- In October, the CDC quietly updated its website to allow people with suppressed immune systems to receive a fourth shot as a booster.
- In January, the agency shortened the time that anyone must wait for a booster from six months to five.
People who received the one-dose Johnson & Johnson vaccine are eligible for a single booster, for a total of two shots, according to the CDC.
Given how often vaccine guidelines have been revised in recent months, some pharmacists have had a hard time keeping pace, said Mitchel Rothholz, chief of governance and state affiliates at the American Pharmacists Association. Pharmacy employees have coped with an ever-expanding workload but a deepening shortage of employees during the pandemic, he said.
"I don't know any provider who wants to turn away a patient," Rothholz said. "The CDC continues to make updates, and it's becoming very difficult for providers at the grassroots level to keep up. I can understand why a pharmacist would say, 'Corporate hasn't given us the green light.'"
Confusion about who is eligible for a fourth shot "was inevitable, although I'm not saying it's right or wrong," he said.
Yet many patients and their doctors are frustrated.

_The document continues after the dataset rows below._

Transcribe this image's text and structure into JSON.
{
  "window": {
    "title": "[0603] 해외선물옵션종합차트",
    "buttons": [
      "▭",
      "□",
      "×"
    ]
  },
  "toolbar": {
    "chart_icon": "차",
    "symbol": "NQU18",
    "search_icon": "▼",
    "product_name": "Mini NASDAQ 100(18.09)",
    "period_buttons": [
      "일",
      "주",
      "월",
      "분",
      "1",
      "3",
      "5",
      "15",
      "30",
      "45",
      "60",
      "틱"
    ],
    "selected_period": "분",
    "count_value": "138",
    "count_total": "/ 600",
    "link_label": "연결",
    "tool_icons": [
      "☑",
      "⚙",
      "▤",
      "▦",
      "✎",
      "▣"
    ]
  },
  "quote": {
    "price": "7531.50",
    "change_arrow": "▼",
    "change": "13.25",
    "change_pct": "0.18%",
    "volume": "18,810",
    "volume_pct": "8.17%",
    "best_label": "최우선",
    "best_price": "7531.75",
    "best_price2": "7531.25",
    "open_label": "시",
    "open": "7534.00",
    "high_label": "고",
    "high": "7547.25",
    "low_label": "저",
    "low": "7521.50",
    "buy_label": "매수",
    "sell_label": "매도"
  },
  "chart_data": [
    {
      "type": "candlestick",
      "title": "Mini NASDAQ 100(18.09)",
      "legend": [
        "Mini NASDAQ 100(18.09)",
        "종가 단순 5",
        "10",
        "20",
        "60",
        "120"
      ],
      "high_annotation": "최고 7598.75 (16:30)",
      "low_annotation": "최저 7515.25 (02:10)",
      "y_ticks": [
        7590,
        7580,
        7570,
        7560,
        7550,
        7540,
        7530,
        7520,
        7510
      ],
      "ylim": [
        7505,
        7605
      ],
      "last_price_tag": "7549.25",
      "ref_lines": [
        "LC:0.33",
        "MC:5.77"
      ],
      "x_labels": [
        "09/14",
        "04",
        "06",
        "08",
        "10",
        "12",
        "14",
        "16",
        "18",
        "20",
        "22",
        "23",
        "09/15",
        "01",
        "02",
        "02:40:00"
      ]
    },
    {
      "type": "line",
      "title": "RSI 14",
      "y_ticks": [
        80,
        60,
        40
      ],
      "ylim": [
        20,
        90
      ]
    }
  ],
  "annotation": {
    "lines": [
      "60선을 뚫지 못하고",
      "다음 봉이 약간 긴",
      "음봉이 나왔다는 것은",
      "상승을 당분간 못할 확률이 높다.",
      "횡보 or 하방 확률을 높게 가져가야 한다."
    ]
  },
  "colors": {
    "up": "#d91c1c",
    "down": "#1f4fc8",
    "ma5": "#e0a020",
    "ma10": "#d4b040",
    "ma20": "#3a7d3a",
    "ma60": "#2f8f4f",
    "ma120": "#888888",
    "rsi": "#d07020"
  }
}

If patients keep up with the latest guidelines, they ask, why can't their pharmacy?
"It’s ridiculous," said Dr. Dorry Segev, a transplant surgeon and researcher at Johns Hopkins University. "CDC makes it very clear that it’s allowed, and even people who print out the CDC guidance and take it to their pharmacies are being turned away."
Charis Hill, 34, joined a chorus of immune-suppressed people venting their concerns on social media in recent days. When Hill tweeted Jan. 21 that Rite Aid should better educate its staff, the retailer tweeted back that day, saying, "We’re very sorry you didn’t have a great experience, Charis. Please check back with us early next month for more information regarding the fourth dose."
In a written statement, Rite Aid said it continually educates its staff as CDC advice changes, and "is looking into the response that was provided to the customer on social media."
Dr. Shikha Jain, an assistant professor of medicine at the University of Illinois Cancer Center in Chicago, said patients in rural areas often drive long distances to look for vaccines. One of her patients was "almost in tears" after being turned away. Jain tried to help by calling the pharmacy but was on hold so long that she had to hang up to see patients.
Jain said the CDC needs to do a better job educating doctors, pharmacists, and patients.
The CDC did not respond to a request for comment before publication.
Teresa Strahlman, 61, said she's immune-compromised due to medications she takes for lupus, an autoimmune disease. But the Maryland woman said she didn't realize she was eligible for a fourth dose until reading a KHN post on Facebook. "I had no idea, and I have a million doctors," Strahlman said. "No one has said anything to me."
The CDC estimates that 2.7% of adults — or 7 million people — are immunocompromised, a group that includes people with medical conditions that dampen their immune response, as well as those taking immune-suppressing drugs because of organ transplants, cancer, or autoimmune diseases.
Some immunocompromised people say that being turned away from a pharmacy is especially frustrating, given all that they have sacrificed during the pandemic.
Linda Rushing, 74, has given up attending church services in person, although she's deeply religious, because of a weakened immune system that leaves her prone to a variety of infections.
Rushing made three visits to local pharmacies before finding someone to administer her fourth shot.
"It's a tragedy to need help and not be able to get it," said Rushing, of Rowlett, Texas, whose daughter and granddaughter are also immunocompromised. "I don't want covid. I don't want to give it to anybody, and I'm trying to do everything I can not to die from it."
This article was reprinted from khn.org with permission from the Henry J. Kaiser Family Foundation. Kaiser Health News, an editorially independent news service, is a program of the Kaiser Family Foundation, a nonpartisan health care policy research organization unaffiliated with Kaiser Permanente.